BEGIN

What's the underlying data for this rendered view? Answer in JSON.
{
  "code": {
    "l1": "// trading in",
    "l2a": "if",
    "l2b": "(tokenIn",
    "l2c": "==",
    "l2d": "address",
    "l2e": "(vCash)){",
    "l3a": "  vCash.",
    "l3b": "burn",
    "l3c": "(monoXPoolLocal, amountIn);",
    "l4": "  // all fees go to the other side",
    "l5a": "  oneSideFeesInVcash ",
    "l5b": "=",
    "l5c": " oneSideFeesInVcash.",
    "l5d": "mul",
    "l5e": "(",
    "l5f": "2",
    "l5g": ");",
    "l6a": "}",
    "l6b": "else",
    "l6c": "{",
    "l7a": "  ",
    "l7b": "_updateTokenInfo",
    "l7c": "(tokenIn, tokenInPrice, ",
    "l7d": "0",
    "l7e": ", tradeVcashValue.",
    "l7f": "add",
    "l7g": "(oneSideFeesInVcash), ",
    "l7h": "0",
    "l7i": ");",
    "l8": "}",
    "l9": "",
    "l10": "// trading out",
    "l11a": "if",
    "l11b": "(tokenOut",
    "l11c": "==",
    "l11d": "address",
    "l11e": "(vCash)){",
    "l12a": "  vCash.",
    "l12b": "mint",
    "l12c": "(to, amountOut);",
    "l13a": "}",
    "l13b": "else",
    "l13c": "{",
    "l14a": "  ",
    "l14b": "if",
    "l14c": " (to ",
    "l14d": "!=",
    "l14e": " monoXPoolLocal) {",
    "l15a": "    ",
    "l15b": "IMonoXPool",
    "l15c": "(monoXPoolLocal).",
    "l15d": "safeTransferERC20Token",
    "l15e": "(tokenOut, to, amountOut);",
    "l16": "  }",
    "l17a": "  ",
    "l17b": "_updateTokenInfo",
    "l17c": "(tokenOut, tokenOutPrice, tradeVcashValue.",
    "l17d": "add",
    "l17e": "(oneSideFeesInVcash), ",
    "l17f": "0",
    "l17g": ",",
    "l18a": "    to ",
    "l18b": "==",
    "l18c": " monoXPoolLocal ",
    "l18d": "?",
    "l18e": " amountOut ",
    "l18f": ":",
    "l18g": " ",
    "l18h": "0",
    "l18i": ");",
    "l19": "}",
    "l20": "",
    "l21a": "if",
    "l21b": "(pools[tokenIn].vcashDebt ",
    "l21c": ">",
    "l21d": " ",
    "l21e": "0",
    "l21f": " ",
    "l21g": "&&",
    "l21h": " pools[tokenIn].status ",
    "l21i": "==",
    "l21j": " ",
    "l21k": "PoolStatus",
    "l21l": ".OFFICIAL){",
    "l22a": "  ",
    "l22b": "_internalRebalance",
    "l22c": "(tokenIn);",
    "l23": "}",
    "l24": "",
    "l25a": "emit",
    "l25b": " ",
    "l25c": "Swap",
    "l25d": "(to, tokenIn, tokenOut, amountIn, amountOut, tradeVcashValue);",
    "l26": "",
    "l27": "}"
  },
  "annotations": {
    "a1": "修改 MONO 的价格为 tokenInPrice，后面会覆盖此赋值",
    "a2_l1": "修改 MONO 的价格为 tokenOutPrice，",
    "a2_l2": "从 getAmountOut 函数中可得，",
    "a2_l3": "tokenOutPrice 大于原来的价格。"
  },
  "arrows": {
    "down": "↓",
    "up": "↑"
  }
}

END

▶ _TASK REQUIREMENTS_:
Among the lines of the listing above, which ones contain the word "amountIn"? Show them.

▶ _PROBLEM SOLUTION_:
    "l3c": "(monoXPoolLocal, amountIn);",
    "l25d": "(to, tokenIn, tokenOut, amountIn, amountOut, tradeVcashValue);",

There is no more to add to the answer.